• **REQUIREMENT**
An exact copy of the records is needed; please leave the images out.

• **DATASET RECORDS**
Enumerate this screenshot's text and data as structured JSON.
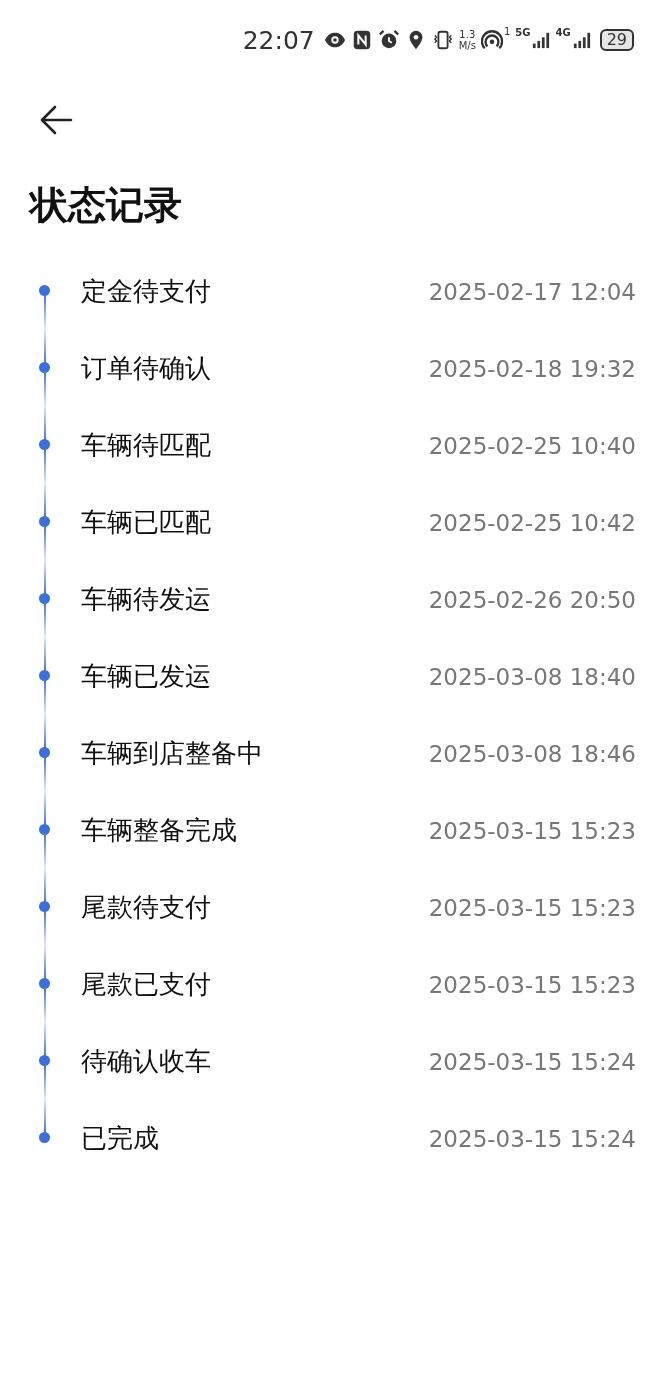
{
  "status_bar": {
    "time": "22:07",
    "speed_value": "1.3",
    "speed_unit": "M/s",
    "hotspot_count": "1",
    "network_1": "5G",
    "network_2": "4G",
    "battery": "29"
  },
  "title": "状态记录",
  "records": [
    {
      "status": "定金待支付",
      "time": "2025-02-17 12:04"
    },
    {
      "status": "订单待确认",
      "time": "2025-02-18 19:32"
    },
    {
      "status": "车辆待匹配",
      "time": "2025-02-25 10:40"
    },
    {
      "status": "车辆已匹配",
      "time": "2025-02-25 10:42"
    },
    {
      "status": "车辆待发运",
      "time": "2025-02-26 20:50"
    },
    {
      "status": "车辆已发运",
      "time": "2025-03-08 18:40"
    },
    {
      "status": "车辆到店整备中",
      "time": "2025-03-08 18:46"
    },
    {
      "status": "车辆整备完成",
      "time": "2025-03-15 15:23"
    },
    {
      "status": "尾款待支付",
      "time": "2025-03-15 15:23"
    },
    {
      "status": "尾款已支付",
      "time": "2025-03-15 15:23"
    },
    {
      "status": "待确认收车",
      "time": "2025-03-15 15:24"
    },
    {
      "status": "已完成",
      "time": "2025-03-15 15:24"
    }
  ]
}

• **RESULT OF THE TASK**
Enumerate this screenshot's text and data as structured JSON.
{
  "status_bar": {
    "time": "22:07",
    "speed_value": "1.3",
    "speed_unit": "M/s",
    "hotspot_count": "1",
    "network_1": "5G",
    "network_2": "4G",
    "battery": "29"
  },
  "title": "状态记录",
  "records": [
    {
      "status": "定金待支付",
      "time": "2025-02-17 12:04"
    },
    {
      "status": "订单待确认",
      "time": "2025-02-18 19:32"
    },
    {
      "status": "车辆待匹配",
      "time": "2025-02-25 10:40"
    },
    {
      "status": "车辆已匹配",
      "time": "2025-02-25 10:42"
    },
    {
      "status": "车辆待发运",
      "time": "2025-02-26 20:50"
    },
    {
      "status": "车辆已发运",
      "time": "2025-03-08 18:40"
    },
    {
      "status": "车辆到店整备中",
      "time": "2025-03-08 18:46"
    },
    {
      "status": "车辆整备完成",
      "time": "2025-03-15 15:23"
    },
    {
      "status": "尾款待支付",
      "time": "2025-03-15 15:23"
    },
    {
      "status": "尾款已支付",
      "time": "2025-03-15 15:23"
    },
    {
      "status": "待确认收车",
      "time": "2025-03-15 15:24"
    },
    {
      "status": "已完成",
      "time": "2025-03-15 15:24"
    }
  ]
}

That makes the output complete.